= AIM OF THE EXERCISE =
Write out every entry precisely as given, leaving the pictures out.

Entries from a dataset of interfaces

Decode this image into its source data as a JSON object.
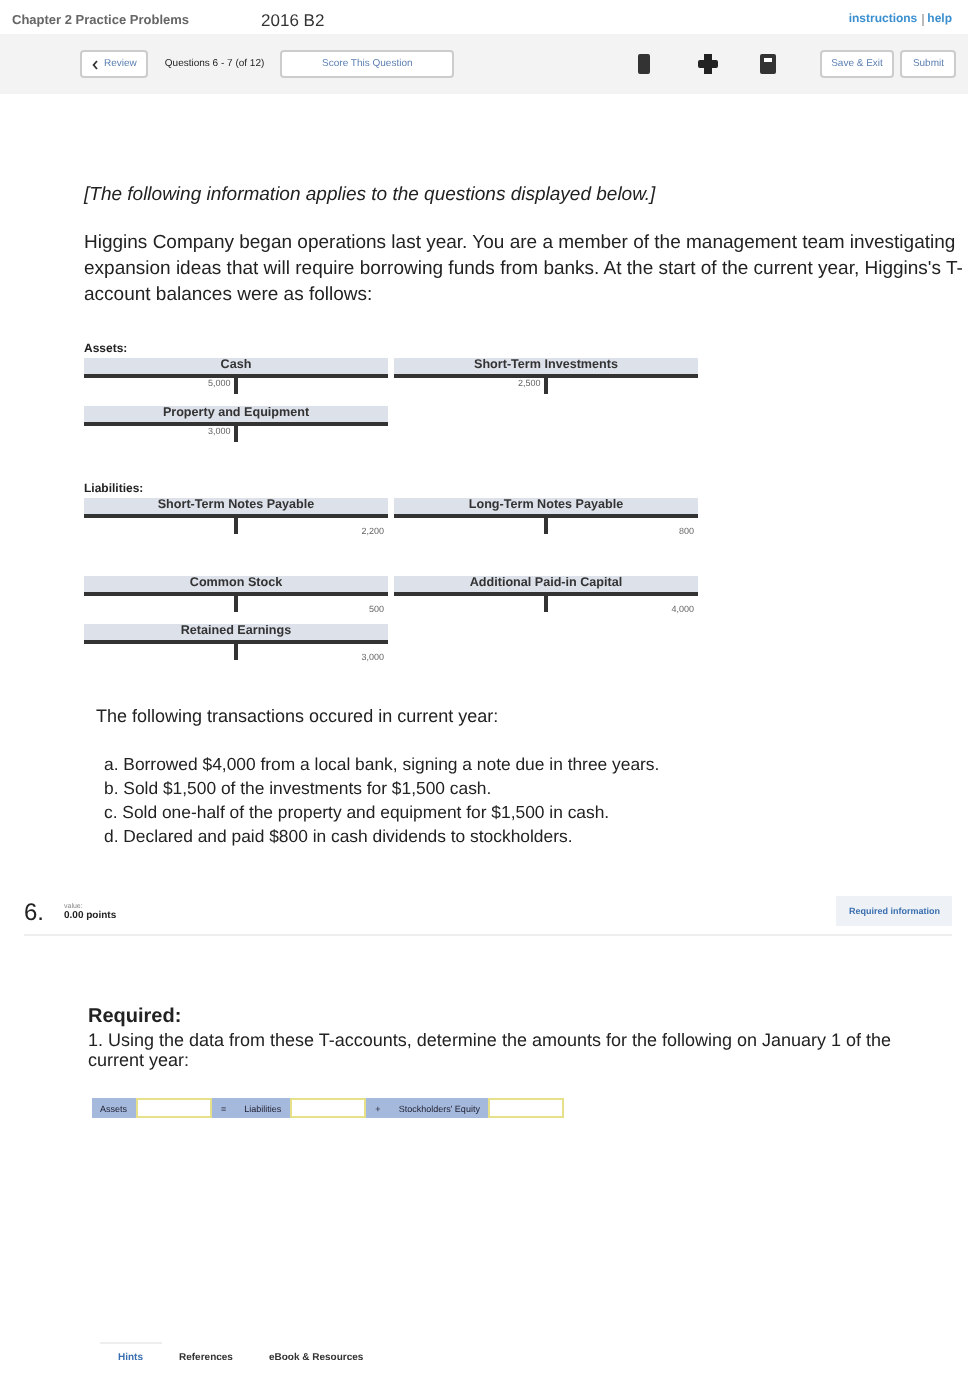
{
  "header": {
    "title": "Chapter 2 Practice Problems",
    "subtitle": "2016 B2",
    "links": [
      "instructions",
      "help"
    ]
  },
  "toolbar": {
    "review": "Review",
    "position": "Questions 6 - 7 (of 12)",
    "score": "Score This Question",
    "buttons": [
      "Save & Exit",
      "Submit"
    ]
  },
  "intro": "[The following information applies to the questions displayed below.]",
  "paragraph": "Higgins Company began operations last year. You are a member of the management team investigating expansion ideas that will require borrowing funds from banks. At the start of the current year, Higgins's T-account balances were as follows:",
  "groups": [
    {
      "label": "Assets:",
      "accounts": [
        {
          "name": "Cash",
          "kind": "debit",
          "amount": "5,000"
        },
        {
          "name": "Short-Term Investments",
          "kind": "debit",
          "amount": "2,500"
        },
        {
          "name": "Property and Equipment",
          "kind": "debit",
          "amount": "3,000"
        }
      ]
    },
    {
      "label": "Liabilities:",
      "accounts": [
        {
          "name": "Short-Term Notes Payable",
          "kind": "credit",
          "amount": "2,200"
        },
        {
          "name": "Long-Term Notes Payable",
          "kind": "credit",
          "amount": "800"
        }
      ]
    },
    {
      "accounts": [
        {
          "name": "Common Stock",
          "kind": "credit",
          "amount": "500"
        },
        {
          "name": "Additional Paid-in Capital",
          "kind": "credit",
          "amount": "4,000"
        },
        {
          "name": "Retained Earnings",
          "kind": "credit",
          "amount": "3,000"
        }
      ]
    }
  ],
  "transactions_intro": "The following transactions occured in current year:",
  "transactions": [
    "a. Borrowed $4,000 from a local bank, signing a note due in three years.",
    "b. Sold $1,500 of the investments for $1,500 cash.",
    "c. Sold one-half of the property and equipment for $1,500 in cash.",
    "d. Declared and paid $800 in cash dividends to stockholders."
  ],
  "question": {
    "number": "6.",
    "value_label": "value:",
    "points": "0.00 points",
    "badge": "Required information"
  },
  "required": {
    "heading": "Required:",
    "text": "1. Using the data from these T-accounts, determine the amounts for the following on January 1 of the current year:"
  },
  "equation": [
    {
      "kind": "label",
      "text": "Assets"
    },
    {
      "kind": "input"
    },
    {
      "kind": "operator",
      "text": "="
    },
    {
      "kind": "label",
      "text": "Liabilities"
    },
    {
      "kind": "input"
    },
    {
      "kind": "operator",
      "text": "+"
    },
    {
      "kind": "label",
      "text": "Stockholders' Equity"
    },
    {
      "kind": "input"
    }
  ],
  "tabs": [
    {
      "label": "Hints",
      "selected": true
    },
    {
      "label": "References",
      "selected": false
    },
    {
      "label": "eBook & Resources",
      "selected": false
    }
  ]
}
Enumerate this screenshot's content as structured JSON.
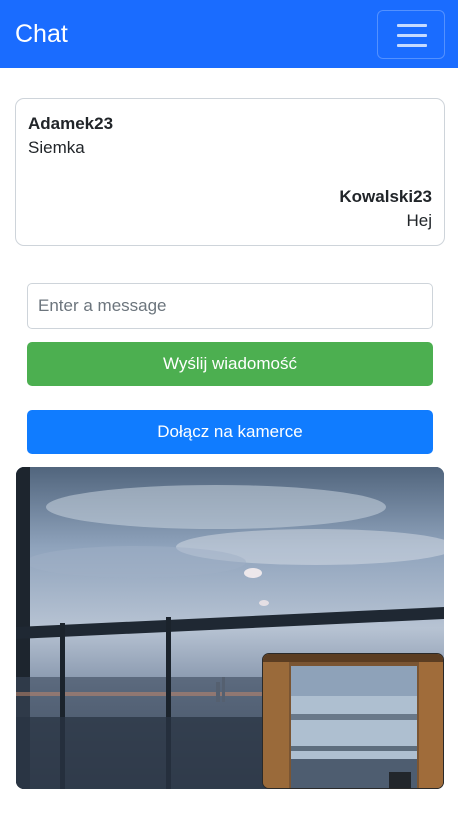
{
  "navbar": {
    "brand": "Chat",
    "toggler_icon": "hamburger-menu-icon"
  },
  "chat": {
    "messages": [
      {
        "author": "Adamek23",
        "text": "Siemka",
        "align": "left"
      },
      {
        "author": "Kowalski23",
        "text": "Hej",
        "align": "right"
      }
    ]
  },
  "composer": {
    "placeholder": "Enter a message",
    "value": "",
    "send_label": "Wyślij wiadomość"
  },
  "camera": {
    "join_label": "Dołącz na kamerce"
  },
  "colors": {
    "navbar": "#1a6cff",
    "send_button": "#4caf50",
    "camera_button": "#107cff"
  }
}
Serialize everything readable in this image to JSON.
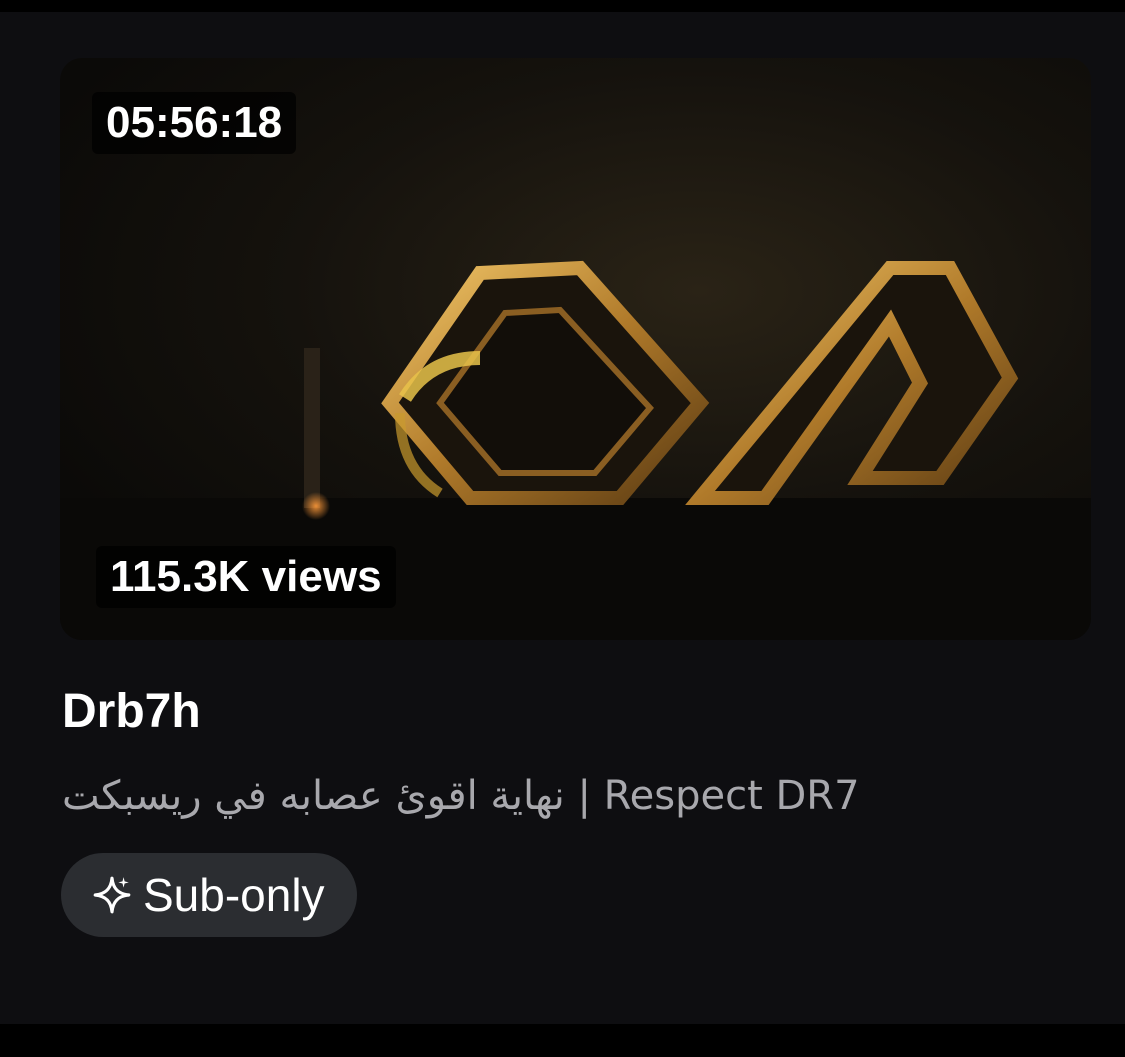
{
  "video": {
    "duration": "05:56:18",
    "views": "115.3K views",
    "title": "Drb7h",
    "subtitle": "نهاية اقوئ عصابه في ريسبكت | Respect DR7",
    "badge": {
      "label": "Sub-only",
      "icon": "sparkle-icon"
    }
  },
  "colors": {
    "background": "#0e0e11",
    "accent_gold": "#d4a24a",
    "badge_bg": "#2b2d31",
    "subtitle_text": "#a8a8ad"
  }
}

= SOLVED PROBLEM =
Decode this image into its source data as a JSON object.
{
  "header": {
    "title": "Chapter 2 Practice Problems",
    "subtitle": "2016 B2",
    "links": [
      "instructions",
      "help"
    ]
  },
  "toolbar": {
    "review": "Review",
    "position": "Questions 6 - 7 (of 12)",
    "score": "Score This Question",
    "buttons": [
      "Save & Exit",
      "Submit"
    ]
  },
  "intro": "[The following information applies to the questions displayed below.]",
  "paragraph": "Higgins Company began operations last year. You are a member of the management team investigating expansion ideas that will require borrowing funds from banks. At the start of the current year, Higgins's T-account balances were as follows:",
  "groups": [
    {
      "label": "Assets:",
      "accounts": [
        {
          "name": "Cash",
          "kind": "debit",
          "amount": "5,000"
        },
        {
          "name": "Short-Term Investments",
          "kind": "debit",
          "amount": "2,500"
        },
        {
          "name": "Property and Equipment",
          "kind": "debit",
          "amount": "3,000"
        }
      ]
    },
    {
      "label": "Liabilities:",
      "accounts": [
        {
          "name": "Short-Term Notes Payable",
          "kind": "credit",
          "amount": "2,200"
        },
        {
          "name": "Long-Term Notes Payable",
          "kind": "credit",
          "amount": "800"
        }
      ]
    },
    {
      "accounts": [
        {
          "name": "Common Stock",
          "kind": "credit",
          "amount": "500"
        },
        {
          "name": "Additional Paid-in Capital",
          "kind": "credit",
          "amount": "4,000"
        },
        {
          "name": "Retained Earnings",
          "kind": "credit",
          "amount": "3,000"
        }
      ]
    }
  ],
  "transactions_intro": "The following transactions occured in current year:",
  "transactions": [
    "a. Borrowed $4,000 from a local bank, signing a note due in three years.",
    "b. Sold $1,500 of the investments for $1,500 cash.",
    "c. Sold one-half of the property and equipment for $1,500 in cash.",
    "d. Declared and paid $800 in cash dividends to stockholders."
  ],
  "question": {
    "number": "6.",
    "value_label": "value:",
    "points": "0.00 points",
    "badge": "Required information"
  },
  "required": {
    "heading": "Required:",
    "text": "1. Using the data from these T-accounts, determine the amounts for the following on January 1 of the current year:"
  },
  "equation": [
    {
      "kind": "label",
      "text": "Assets"
    },
    {
      "kind": "input"
    },
    {
      "kind": "operator",
      "text": "="
    },
    {
      "kind": "label",
      "text": "Liabilities"
    },
    {
      "kind": "input"
    },
    {
      "kind": "operator",
      "text": "+"
    },
    {
      "kind": "label",
      "text": "Stockholders' Equity"
    },
    {
      "kind": "input"
    }
  ],
  "tabs": [
    {
      "label": "Hints",
      "selected": true
    },
    {
      "label": "References",
      "selected": false
    },
    {
      "label": "eBook & Resources",
      "selected": false
    }
  ]
}
Enumerate this screenshot's content as structured JSON.
{
  "navbar": {
    "brand": "Chat",
    "toggler_icon": "hamburger-menu-icon"
  },
  "chat": {
    "messages": [
      {
        "author": "Adamek23",
        "text": "Siemka",
        "align": "left"
      },
      {
        "author": "Kowalski23",
        "text": "Hej",
        "align": "right"
      }
    ]
  },
  "composer": {
    "placeholder": "Enter a message",
    "value": "",
    "send_label": "Wyślij wiadomość"
  },
  "camera": {
    "join_label": "Dołącz na kamerce"
  },
  "colors": {
    "navbar": "#1a6cff",
    "send_button": "#4caf50",
    "camera_button": "#107cff"
  }
}
Serialize everything readable in this image to JSON.
{
  "video": {
    "duration": "05:56:18",
    "views": "115.3K views",
    "title": "Drb7h",
    "subtitle": "نهاية اقوئ عصابه في ريسبكت | Respect DR7",
    "badge": {
      "label": "Sub-only",
      "icon": "sparkle-icon"
    }
  },
  "colors": {
    "background": "#0e0e11",
    "accent_gold": "#d4a24a",
    "badge_bg": "#2b2d31",
    "subtitle_text": "#a8a8ad"
  }
}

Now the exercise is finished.